(Records contained in a dataset)
========================================

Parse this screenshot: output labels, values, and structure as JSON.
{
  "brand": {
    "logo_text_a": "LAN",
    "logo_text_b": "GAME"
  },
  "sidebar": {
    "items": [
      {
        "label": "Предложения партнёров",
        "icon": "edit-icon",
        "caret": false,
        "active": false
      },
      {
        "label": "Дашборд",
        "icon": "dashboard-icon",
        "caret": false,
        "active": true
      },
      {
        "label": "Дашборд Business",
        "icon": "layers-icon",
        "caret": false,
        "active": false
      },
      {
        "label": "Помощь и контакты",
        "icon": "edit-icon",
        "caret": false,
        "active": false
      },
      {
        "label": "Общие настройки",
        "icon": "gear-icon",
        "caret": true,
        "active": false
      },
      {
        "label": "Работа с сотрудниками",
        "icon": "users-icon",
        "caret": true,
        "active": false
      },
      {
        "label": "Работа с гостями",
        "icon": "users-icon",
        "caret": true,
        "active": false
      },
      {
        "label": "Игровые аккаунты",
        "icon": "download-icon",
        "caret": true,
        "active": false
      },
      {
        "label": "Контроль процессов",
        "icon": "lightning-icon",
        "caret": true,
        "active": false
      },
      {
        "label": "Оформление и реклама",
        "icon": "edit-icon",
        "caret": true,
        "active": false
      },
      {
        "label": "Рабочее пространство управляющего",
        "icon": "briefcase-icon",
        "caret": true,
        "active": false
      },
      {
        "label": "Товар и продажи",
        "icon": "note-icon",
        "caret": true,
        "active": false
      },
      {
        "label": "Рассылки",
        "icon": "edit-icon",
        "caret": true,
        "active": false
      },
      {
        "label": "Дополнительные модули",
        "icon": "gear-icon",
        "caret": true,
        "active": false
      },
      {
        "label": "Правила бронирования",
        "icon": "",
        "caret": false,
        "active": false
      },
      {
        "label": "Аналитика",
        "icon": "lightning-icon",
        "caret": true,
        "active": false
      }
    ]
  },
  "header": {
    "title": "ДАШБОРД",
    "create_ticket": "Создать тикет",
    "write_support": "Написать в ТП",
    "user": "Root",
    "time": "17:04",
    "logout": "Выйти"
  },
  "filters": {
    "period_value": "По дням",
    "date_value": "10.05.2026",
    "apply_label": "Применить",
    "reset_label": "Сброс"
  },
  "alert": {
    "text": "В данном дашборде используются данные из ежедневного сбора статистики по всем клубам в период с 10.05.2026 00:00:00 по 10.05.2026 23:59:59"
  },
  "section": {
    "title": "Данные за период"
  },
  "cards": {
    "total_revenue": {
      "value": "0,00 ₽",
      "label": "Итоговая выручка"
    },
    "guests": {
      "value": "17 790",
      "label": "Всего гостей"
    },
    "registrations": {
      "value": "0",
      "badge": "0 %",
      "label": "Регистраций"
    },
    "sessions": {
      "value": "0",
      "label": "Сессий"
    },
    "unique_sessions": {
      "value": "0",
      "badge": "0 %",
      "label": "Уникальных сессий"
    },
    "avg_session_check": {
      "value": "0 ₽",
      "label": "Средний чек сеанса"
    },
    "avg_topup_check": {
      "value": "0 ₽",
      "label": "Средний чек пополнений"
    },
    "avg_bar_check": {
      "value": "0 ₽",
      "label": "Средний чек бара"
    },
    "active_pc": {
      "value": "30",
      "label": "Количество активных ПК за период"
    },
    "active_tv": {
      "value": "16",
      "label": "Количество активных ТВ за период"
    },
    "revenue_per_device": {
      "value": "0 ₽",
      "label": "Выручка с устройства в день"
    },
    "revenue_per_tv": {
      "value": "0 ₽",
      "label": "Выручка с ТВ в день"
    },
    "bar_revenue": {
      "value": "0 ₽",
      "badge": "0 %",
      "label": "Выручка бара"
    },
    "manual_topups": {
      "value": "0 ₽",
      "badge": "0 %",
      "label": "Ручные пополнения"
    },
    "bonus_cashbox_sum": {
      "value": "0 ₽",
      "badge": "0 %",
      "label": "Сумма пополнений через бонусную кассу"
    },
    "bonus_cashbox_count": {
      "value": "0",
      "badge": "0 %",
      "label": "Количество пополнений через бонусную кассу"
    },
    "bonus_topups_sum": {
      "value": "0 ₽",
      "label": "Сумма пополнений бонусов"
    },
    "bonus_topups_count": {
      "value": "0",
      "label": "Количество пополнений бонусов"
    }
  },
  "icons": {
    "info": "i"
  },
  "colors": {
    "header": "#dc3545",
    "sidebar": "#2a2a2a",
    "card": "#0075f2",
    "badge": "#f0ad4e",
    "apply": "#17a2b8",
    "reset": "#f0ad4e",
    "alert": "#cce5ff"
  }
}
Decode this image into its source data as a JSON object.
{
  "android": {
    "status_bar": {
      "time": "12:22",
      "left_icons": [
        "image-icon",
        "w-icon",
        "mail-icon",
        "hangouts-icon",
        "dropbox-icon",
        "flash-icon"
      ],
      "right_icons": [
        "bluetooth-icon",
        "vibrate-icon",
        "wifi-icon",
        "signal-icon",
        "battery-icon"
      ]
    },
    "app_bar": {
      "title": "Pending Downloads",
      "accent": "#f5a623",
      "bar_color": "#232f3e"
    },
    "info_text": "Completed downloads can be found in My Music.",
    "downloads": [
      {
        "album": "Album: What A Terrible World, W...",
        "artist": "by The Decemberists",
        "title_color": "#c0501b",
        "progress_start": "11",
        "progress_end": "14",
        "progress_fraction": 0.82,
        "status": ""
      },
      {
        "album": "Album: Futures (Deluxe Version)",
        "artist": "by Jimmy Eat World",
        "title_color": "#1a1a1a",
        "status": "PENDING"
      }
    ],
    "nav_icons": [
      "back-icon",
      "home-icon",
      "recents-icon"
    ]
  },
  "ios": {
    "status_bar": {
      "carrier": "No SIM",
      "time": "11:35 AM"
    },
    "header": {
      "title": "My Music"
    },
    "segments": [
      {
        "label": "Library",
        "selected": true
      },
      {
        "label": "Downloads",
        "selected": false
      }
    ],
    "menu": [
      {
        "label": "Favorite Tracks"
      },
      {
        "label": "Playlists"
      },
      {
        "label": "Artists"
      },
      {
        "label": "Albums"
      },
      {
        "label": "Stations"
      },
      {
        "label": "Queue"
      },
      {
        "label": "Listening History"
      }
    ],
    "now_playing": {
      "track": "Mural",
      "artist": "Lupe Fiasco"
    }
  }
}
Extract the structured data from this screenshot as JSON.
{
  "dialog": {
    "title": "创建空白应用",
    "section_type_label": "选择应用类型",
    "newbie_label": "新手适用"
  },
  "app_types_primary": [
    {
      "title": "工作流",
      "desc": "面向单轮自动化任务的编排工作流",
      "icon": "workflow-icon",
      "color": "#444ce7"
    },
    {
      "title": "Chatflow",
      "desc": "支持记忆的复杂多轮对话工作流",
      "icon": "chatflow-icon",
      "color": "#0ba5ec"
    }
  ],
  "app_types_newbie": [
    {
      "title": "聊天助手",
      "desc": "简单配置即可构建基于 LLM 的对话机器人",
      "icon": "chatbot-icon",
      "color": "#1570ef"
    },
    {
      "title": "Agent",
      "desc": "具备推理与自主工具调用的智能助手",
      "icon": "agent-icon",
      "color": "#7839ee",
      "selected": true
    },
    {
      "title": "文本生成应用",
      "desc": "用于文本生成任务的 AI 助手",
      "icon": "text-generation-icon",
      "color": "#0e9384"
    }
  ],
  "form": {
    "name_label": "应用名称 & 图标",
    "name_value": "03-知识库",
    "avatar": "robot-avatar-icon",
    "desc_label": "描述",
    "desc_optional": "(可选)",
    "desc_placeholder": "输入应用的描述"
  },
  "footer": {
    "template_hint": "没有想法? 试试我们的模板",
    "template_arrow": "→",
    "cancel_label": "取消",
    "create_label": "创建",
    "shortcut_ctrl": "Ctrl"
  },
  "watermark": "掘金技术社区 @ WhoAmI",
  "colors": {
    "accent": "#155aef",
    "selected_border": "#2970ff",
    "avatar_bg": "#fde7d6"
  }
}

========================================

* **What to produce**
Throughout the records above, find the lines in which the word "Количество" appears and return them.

* **Your solution**
      "label": "Количество активных ПК за период"
      "label": "Количество активных ТВ за период"
      "label": "Количество пополнений через бонусную кассу"
      "label": "Количество пополнений бонусов"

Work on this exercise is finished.